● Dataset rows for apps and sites
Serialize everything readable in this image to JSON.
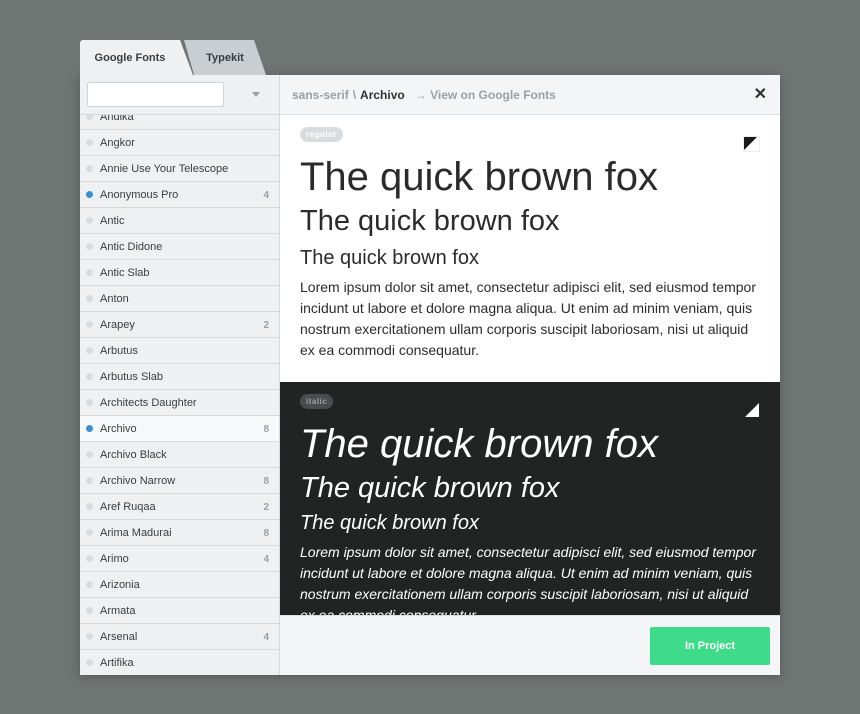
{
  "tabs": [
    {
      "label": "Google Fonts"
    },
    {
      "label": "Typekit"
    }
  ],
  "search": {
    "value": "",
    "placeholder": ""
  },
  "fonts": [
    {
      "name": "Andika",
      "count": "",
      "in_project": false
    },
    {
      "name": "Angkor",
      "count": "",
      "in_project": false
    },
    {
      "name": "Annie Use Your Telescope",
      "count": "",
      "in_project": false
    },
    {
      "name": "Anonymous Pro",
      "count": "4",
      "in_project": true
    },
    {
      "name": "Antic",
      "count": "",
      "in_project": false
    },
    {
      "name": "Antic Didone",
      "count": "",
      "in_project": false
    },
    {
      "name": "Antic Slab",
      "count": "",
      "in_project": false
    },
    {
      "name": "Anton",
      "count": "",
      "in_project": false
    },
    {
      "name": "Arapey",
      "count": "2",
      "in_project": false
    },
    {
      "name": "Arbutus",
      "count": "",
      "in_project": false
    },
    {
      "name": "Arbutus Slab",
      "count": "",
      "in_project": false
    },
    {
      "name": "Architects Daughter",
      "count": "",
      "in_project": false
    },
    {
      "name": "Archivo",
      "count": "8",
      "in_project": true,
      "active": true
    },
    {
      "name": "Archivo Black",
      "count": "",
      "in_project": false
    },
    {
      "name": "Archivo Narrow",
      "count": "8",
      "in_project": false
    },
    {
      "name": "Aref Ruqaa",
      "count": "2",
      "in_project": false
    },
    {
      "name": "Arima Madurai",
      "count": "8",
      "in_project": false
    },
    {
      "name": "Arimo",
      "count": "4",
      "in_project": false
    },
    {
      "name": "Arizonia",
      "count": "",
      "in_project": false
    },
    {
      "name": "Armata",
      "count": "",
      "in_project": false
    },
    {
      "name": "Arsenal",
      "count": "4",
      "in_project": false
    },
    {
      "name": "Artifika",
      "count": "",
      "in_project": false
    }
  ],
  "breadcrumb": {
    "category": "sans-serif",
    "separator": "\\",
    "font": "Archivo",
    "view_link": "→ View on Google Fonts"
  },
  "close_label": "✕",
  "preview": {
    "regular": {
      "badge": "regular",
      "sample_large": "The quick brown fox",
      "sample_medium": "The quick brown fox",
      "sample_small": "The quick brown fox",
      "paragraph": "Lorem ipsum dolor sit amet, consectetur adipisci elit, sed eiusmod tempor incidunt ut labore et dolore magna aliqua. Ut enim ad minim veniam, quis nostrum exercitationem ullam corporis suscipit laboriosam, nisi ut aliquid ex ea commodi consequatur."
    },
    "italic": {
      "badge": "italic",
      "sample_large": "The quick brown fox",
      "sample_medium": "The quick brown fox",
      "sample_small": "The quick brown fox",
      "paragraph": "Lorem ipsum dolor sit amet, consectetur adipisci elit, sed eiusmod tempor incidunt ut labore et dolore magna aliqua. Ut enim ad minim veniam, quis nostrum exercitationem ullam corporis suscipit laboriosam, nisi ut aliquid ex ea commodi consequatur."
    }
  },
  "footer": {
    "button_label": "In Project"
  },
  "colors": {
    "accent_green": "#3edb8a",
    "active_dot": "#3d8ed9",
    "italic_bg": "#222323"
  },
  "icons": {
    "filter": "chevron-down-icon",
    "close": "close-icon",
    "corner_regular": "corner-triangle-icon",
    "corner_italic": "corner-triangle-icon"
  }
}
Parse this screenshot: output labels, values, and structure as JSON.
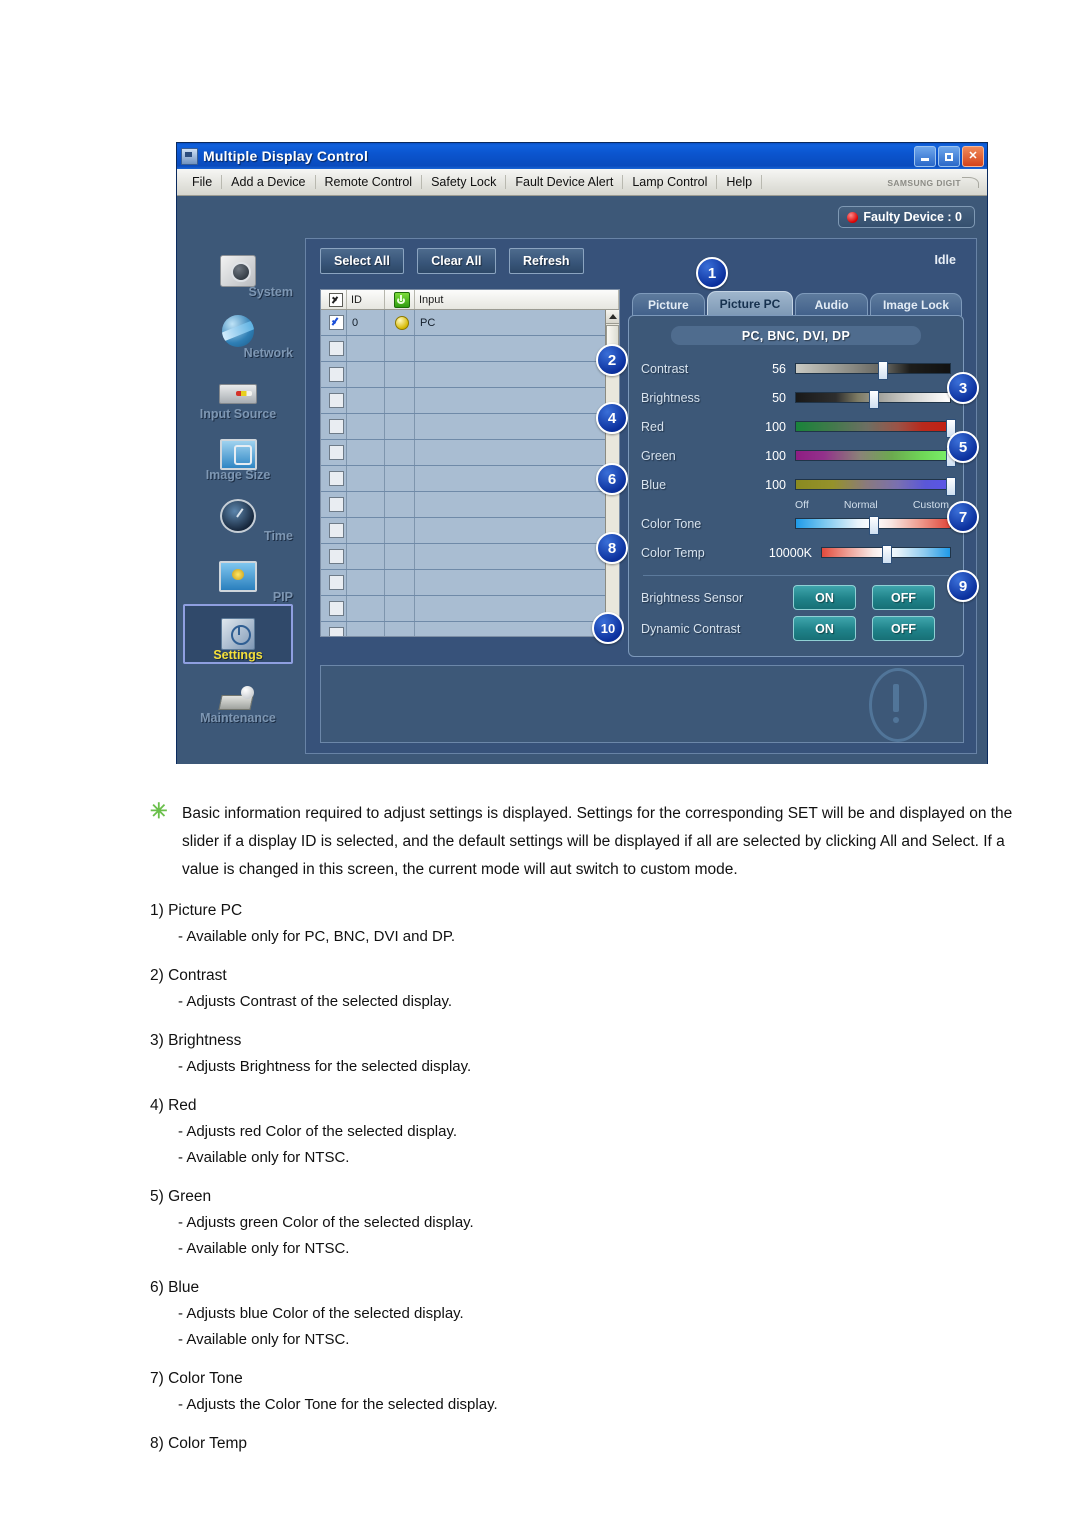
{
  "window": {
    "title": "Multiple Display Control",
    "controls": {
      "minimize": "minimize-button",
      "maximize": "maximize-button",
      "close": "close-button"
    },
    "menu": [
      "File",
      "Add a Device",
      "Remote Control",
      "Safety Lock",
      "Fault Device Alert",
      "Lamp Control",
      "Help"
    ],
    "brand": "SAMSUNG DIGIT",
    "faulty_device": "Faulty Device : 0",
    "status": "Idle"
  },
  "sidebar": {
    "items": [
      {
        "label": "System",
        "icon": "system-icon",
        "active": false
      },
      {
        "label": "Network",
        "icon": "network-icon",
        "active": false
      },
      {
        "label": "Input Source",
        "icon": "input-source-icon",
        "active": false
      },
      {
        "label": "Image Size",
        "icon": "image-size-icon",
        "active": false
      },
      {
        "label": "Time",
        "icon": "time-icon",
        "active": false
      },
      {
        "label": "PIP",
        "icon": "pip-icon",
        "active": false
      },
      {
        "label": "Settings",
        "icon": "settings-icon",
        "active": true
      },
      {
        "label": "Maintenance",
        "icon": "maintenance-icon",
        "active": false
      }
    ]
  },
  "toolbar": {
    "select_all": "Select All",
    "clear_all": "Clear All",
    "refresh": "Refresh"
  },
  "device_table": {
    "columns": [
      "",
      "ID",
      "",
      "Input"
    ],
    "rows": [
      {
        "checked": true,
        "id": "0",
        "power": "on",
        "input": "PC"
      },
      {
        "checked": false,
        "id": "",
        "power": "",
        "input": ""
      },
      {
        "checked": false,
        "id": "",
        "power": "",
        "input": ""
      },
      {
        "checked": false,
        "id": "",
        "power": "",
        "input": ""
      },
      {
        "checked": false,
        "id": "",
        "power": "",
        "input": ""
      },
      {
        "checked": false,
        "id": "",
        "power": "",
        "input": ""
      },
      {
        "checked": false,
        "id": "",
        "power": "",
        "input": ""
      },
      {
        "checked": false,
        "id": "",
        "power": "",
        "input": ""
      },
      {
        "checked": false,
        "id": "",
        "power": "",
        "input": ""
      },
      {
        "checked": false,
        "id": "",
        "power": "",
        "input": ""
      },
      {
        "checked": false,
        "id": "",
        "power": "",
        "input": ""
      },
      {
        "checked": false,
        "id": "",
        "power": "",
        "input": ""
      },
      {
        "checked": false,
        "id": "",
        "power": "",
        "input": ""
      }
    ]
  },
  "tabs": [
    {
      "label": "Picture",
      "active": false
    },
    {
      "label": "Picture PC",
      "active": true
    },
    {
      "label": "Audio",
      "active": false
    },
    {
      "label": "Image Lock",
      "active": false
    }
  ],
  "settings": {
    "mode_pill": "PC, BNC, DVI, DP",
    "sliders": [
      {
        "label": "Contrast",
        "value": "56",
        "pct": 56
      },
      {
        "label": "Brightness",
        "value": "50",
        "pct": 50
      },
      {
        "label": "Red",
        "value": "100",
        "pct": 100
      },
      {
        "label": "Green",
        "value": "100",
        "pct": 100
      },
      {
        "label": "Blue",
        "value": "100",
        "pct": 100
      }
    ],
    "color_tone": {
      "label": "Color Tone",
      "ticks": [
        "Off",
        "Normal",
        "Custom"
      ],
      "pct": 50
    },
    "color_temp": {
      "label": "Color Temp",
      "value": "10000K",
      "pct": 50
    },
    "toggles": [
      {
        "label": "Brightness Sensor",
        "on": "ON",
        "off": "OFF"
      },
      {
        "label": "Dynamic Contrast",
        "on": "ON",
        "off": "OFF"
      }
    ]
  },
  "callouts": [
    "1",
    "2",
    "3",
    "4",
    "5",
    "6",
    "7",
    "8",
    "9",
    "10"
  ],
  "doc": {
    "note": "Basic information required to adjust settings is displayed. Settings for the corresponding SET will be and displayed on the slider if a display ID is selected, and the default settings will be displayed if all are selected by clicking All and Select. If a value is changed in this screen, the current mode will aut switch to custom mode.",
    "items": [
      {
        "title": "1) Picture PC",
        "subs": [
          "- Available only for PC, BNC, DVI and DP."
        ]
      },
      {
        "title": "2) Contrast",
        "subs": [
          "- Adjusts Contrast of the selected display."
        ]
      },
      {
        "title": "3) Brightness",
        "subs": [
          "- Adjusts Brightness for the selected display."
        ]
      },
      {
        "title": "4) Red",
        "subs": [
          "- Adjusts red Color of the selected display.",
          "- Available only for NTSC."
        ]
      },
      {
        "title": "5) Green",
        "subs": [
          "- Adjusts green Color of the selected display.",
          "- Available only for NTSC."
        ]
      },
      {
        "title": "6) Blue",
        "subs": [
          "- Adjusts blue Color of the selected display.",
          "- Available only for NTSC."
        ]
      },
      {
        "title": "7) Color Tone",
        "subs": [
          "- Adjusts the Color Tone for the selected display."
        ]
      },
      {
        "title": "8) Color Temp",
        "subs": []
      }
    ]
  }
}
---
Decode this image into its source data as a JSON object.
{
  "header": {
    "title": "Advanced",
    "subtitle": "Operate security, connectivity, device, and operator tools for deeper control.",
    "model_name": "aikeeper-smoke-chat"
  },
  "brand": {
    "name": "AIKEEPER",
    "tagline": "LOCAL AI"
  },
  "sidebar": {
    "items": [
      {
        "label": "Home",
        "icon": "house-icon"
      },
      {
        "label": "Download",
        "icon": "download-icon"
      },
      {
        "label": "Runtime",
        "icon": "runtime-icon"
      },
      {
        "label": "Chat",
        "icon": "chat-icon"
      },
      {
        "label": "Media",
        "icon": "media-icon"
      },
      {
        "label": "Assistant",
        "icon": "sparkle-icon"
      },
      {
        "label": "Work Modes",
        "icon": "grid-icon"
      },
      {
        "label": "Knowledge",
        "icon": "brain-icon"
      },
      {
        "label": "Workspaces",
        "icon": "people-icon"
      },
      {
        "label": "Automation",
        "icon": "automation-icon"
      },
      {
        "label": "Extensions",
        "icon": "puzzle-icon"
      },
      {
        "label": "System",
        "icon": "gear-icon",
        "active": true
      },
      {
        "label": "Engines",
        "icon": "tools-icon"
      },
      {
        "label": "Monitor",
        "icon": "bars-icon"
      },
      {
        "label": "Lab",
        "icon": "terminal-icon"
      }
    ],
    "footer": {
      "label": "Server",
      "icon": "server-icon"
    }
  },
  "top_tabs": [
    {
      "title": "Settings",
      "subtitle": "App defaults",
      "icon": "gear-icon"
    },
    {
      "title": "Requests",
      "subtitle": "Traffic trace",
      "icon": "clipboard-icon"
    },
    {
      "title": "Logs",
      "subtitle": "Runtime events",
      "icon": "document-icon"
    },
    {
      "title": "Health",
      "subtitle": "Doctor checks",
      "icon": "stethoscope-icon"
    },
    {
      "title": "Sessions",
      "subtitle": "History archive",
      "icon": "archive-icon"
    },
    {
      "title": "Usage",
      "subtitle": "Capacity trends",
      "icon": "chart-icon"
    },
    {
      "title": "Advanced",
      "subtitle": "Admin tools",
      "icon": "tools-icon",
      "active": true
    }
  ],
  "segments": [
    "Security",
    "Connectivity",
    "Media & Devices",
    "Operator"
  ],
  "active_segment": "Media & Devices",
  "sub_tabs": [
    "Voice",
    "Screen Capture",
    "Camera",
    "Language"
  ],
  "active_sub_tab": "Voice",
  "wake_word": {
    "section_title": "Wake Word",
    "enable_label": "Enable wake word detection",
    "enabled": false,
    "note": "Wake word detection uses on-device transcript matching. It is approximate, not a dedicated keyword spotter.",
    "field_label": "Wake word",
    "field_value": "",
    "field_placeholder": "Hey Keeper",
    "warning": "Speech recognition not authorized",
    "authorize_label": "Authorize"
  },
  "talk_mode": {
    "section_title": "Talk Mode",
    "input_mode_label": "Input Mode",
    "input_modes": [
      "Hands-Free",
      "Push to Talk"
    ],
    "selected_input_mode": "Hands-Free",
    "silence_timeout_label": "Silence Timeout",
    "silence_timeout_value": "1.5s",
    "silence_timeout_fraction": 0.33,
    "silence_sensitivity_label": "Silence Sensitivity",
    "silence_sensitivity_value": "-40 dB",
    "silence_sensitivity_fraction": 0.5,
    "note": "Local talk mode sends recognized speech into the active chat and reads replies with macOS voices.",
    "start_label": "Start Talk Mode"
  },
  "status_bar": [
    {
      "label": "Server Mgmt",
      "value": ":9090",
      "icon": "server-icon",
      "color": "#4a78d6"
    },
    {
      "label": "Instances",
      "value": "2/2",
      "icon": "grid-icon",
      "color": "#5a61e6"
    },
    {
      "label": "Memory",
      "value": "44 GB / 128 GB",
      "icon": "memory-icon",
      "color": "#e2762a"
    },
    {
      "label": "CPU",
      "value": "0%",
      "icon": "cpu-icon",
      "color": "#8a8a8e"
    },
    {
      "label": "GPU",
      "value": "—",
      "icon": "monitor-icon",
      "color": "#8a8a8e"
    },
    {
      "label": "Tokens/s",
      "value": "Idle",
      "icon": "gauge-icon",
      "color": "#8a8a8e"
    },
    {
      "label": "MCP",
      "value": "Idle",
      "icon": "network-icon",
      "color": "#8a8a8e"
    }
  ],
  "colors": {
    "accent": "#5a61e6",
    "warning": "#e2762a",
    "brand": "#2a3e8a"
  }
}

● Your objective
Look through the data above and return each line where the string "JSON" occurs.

● Answer box
Serialize everything readable in this image to JSON.
Parse this screenshot: output labels, values, and structure as JSON.
Decode this image into its source data as a JSON object.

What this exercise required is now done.